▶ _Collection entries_

====

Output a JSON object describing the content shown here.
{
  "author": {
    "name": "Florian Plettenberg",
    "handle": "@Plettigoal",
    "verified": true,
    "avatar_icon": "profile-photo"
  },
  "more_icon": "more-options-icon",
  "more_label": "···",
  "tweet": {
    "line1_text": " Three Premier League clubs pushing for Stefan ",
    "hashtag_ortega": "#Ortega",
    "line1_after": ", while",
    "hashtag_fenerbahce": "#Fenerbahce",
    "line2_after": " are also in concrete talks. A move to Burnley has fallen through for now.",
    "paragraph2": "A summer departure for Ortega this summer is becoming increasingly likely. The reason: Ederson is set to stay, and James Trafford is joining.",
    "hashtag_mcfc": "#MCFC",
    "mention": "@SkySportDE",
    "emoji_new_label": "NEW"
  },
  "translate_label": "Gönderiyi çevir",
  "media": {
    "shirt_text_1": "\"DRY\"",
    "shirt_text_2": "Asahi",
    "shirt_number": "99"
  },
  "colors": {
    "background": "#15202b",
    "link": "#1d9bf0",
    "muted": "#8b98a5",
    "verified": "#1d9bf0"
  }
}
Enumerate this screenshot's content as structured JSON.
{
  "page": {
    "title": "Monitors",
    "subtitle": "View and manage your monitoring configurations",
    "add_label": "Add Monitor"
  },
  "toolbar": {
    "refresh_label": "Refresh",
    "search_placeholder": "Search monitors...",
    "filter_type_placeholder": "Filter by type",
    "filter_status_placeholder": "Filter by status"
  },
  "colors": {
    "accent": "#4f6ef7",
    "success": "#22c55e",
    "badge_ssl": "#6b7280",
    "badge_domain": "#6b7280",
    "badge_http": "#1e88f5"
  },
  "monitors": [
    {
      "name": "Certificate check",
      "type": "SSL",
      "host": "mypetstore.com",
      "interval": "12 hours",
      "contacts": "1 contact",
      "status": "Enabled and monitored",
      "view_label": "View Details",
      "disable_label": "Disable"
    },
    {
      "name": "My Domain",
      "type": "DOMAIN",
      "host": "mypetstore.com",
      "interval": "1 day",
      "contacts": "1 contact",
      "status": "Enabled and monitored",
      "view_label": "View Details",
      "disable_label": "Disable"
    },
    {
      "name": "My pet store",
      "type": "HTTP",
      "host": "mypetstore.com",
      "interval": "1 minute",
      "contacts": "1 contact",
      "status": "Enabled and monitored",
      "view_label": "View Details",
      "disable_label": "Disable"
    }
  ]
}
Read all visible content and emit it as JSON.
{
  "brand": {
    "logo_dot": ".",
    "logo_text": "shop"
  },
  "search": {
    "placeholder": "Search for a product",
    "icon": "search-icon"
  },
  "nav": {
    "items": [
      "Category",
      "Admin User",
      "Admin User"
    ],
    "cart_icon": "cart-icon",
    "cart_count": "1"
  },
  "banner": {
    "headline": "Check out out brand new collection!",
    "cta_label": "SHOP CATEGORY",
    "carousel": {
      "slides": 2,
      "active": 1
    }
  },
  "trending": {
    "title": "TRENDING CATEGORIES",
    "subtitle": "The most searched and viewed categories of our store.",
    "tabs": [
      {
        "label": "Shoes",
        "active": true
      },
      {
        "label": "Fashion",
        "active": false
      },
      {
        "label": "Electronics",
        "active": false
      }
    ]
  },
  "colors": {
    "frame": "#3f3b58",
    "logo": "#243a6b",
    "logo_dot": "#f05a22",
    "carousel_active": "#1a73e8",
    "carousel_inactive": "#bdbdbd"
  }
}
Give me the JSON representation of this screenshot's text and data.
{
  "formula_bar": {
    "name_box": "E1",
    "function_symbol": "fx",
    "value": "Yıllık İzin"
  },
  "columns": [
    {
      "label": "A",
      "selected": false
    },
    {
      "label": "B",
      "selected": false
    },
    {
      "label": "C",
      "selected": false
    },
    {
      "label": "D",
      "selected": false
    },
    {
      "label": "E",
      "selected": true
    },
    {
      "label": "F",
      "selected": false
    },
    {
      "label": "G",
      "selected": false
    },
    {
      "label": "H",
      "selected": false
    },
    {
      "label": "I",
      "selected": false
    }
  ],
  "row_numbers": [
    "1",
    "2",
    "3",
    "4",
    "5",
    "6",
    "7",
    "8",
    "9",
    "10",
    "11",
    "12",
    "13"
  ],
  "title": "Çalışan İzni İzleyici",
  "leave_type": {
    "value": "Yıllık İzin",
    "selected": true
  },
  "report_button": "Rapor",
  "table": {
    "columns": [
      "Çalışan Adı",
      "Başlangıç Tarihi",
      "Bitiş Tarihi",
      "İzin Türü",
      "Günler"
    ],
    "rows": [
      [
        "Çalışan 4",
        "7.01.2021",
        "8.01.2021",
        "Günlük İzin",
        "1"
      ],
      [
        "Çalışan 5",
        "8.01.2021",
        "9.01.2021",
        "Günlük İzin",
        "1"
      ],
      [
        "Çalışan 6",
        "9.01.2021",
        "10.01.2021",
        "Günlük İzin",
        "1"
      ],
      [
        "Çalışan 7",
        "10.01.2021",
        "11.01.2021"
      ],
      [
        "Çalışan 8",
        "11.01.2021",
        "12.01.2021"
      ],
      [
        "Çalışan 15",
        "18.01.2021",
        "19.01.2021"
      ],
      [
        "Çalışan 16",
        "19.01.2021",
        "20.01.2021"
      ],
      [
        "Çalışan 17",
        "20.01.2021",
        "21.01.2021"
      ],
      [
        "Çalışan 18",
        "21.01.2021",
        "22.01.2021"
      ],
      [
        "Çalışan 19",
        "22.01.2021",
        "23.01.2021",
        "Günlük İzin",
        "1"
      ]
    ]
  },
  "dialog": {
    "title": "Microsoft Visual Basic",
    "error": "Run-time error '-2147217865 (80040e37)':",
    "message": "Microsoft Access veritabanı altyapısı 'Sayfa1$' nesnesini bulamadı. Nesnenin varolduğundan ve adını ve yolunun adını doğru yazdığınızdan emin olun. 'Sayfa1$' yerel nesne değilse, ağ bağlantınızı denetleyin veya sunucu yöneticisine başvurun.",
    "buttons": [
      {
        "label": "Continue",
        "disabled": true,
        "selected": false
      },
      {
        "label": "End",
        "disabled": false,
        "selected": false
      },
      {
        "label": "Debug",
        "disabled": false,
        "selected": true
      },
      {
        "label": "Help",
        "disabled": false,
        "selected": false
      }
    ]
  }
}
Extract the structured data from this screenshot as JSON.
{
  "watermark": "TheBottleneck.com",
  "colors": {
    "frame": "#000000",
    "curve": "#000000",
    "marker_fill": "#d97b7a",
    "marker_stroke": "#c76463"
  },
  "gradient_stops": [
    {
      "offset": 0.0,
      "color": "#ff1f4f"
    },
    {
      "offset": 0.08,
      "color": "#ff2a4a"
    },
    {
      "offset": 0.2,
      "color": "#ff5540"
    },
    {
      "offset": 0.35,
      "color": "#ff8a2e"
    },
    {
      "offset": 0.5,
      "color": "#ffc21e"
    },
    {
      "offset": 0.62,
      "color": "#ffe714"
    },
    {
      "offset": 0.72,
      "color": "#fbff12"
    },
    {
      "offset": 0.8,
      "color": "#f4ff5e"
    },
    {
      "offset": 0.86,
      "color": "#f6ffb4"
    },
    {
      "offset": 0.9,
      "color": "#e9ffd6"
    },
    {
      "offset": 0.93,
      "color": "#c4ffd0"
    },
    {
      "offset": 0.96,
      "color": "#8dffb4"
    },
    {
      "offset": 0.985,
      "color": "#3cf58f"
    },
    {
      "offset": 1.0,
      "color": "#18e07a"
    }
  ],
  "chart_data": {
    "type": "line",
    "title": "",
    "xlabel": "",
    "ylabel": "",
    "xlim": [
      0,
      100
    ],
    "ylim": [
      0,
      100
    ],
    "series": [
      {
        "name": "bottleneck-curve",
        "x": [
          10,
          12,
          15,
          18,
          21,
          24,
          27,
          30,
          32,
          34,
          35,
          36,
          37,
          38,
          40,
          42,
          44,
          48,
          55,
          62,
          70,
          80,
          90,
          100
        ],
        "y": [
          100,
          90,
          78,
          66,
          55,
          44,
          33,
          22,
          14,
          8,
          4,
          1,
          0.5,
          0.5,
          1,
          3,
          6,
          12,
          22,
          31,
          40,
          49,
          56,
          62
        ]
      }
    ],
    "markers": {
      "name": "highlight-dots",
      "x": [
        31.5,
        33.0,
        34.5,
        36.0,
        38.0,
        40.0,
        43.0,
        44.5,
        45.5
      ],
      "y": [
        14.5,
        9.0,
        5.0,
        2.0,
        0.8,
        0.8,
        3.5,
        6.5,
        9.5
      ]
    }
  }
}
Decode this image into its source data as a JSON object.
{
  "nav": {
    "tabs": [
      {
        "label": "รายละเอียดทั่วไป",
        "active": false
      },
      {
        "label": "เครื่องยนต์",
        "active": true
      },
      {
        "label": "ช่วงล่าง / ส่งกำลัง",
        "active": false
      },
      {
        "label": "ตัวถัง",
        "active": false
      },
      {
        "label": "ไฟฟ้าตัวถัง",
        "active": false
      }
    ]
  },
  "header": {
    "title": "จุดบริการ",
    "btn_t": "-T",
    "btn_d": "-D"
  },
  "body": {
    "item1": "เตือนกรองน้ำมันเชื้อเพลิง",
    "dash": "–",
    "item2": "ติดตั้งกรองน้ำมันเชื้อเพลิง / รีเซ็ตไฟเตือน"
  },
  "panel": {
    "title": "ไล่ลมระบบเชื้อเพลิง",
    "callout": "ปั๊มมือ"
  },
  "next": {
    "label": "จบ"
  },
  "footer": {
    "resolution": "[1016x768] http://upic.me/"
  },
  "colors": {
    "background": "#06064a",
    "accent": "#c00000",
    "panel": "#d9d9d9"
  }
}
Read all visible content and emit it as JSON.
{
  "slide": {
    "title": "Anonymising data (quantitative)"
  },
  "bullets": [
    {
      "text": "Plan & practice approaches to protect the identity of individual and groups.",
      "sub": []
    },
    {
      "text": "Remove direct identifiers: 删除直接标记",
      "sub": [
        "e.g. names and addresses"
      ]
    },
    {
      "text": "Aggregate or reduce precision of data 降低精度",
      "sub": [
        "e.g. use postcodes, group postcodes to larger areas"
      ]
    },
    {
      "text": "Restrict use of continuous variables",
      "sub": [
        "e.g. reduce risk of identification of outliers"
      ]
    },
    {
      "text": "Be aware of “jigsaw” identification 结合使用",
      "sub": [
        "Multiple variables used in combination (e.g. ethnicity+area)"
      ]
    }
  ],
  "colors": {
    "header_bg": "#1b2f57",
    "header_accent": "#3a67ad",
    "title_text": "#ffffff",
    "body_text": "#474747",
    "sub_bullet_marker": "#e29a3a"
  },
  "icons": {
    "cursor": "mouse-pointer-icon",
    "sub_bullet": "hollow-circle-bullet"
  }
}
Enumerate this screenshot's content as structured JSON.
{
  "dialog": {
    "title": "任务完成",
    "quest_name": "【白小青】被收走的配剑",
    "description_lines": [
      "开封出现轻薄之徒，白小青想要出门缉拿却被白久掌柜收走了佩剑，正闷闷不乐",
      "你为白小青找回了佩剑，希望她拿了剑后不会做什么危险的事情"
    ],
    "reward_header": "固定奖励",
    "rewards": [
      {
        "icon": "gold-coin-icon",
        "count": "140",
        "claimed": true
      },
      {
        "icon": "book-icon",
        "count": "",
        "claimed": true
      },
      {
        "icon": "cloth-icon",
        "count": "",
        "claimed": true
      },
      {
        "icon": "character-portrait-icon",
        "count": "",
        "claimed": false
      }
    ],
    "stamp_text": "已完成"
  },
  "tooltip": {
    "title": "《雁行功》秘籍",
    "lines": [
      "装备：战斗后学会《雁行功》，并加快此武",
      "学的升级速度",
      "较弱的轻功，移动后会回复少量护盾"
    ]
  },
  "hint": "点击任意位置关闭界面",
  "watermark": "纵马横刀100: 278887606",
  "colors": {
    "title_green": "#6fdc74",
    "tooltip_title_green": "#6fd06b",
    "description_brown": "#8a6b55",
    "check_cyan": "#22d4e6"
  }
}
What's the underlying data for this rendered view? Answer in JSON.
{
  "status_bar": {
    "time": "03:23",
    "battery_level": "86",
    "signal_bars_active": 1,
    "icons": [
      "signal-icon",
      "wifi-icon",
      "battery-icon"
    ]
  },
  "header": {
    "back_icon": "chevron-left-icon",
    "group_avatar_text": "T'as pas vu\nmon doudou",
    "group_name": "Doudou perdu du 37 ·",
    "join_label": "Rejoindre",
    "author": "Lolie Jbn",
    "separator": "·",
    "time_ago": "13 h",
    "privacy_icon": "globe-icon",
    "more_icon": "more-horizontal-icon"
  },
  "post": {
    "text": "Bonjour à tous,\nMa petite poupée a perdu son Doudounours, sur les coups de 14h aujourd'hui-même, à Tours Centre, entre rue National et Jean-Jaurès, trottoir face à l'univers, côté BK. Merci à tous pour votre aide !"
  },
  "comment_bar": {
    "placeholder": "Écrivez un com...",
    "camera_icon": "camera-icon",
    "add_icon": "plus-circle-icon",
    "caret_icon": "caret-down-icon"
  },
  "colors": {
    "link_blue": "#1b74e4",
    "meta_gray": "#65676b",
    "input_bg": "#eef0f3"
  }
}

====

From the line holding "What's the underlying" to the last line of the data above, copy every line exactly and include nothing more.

▶ _RESPONSE TO THE TASK_
What's the underlying data for this rendered view? Answer in JSON.
{
  "status_bar": {
    "time": "03:23",
    "battery_level": "86",
    "signal_bars_active": 1,
    "icons": [
      "signal-icon",
      "wifi-icon",
      "battery-icon"
    ]
  },
  "header": {
    "back_icon": "chevron-left-icon",
    "group_avatar_text": "T'as pas vu\nmon doudou",
    "group_name": "Doudou perdu du 37 ·",
    "join_label": "Rejoindre",
    "author": "Lolie Jbn",
    "separator": "·",
    "time_ago": "13 h",
    "privacy_icon": "globe-icon",
    "more_icon": "more-horizontal-icon"
  },
  "post": {
    "text": "Bonjour à tous,\nMa petite poupée a perdu son Doudounours, sur les coups de 14h aujourd'hui-même, à Tours Centre, entre rue National et Jean-Jaurès, trottoir face à l'univers, côté BK. Merci à tous pour votre aide !"
  },
  "comment_bar": {
    "placeholder": "Écrivez un com...",
    "camera_icon": "camera-icon",
    "add_icon": "plus-circle-icon",
    "caret_icon": "caret-down-icon"
  },
  "colors": {
    "link_blue": "#1b74e4",
    "meta_gray": "#65676b",
    "input_bg": "#eef0f3"
  }
}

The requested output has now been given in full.